Since its inception in 1982, Banned Books Week has reminded us that while not every book is intended for every reader, each of us has the right to decide for ourselves what to read, listen to or view. SFSC Library and thousands of colleges, schools, libraries and bookstores across the country will celebrate the freedom to read by participating in special events, exhibits, and read-outs that showcase books that have been banned or threatened. The SFSC Library hosts a week-long celebration featuring displays, activities, and banned book mystery dating. The Banned Book Mystery Dating allows anyone to check out an unknown book in a plain brown wrapper for a surprising read. Through a partnership with the Heartland Library Cooperative, public library card holders in good standing may check out SFSC Library books year round.

Thanks to the commitment of librarians, teachers, parents, and students, most challenges are unsuccessful, and reading materials like “I Know Why the Caged Bird Sings,” “Slaughterhouse Five,” the Harry Potter series, and the Hunger Games series remain available. 

The most challenged and/or restricted reading materials have been books for children. However, challenges are not simply an expression of a point of view; on the contrary, they are an attempt to remove materials from public use, thereby restricting the access of others. Even if the motivation to ban or challenge a book is well intentioned, the outcome is detrimental. Censorship denies our freedom as individuals to choose and think for ourselves. For children, decisions about what books to read should be made by the people who know them best—their parents.
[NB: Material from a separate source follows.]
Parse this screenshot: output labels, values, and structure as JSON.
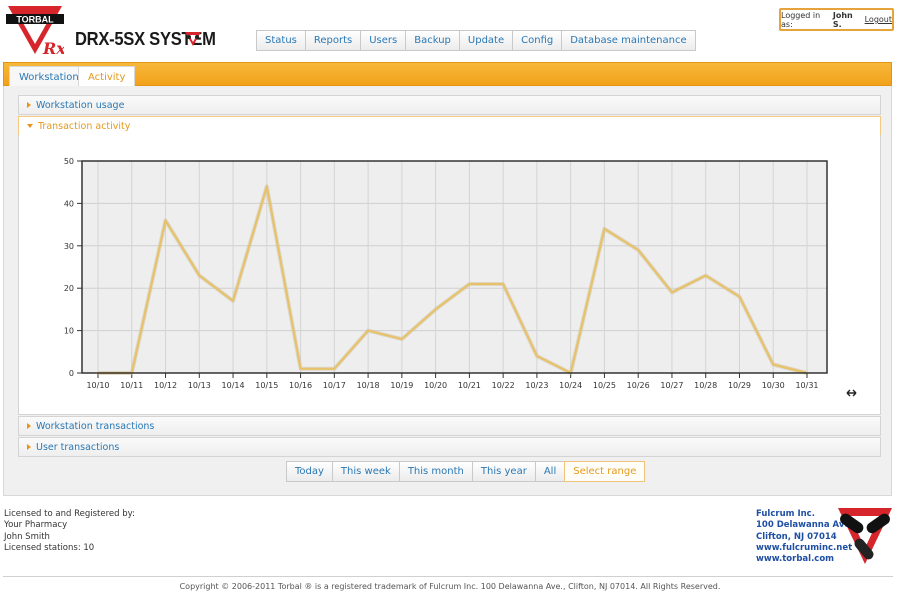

Since 1990, the American Library Association’s (ALA) Office for Intellectual Freedom (OIF) has recorded more than 10,000 book challenges, including 354 in 2017. A challenge is a formal, written complaint requesting a book be removed from library shelves or school curriculum. About half of all challenges are to material in schools or school libraries, and one in four are to material in public libraries. OIF estimates that less than one quarter of challenges are reported and recorded.

The SFSC Library is located on the Highlands Campus, in Building Y, 600 W. College Dr., Avon Park, and is open Monday through Thursday, 7:30 a.m.–9 p.m., and on Friday, 7:30 a.m.–5 p.m. For more information, visit southflorida.edu/library or contact Claire Miller, SFSC librarian, at MillerC@southflorida.edu or 863-784-7305.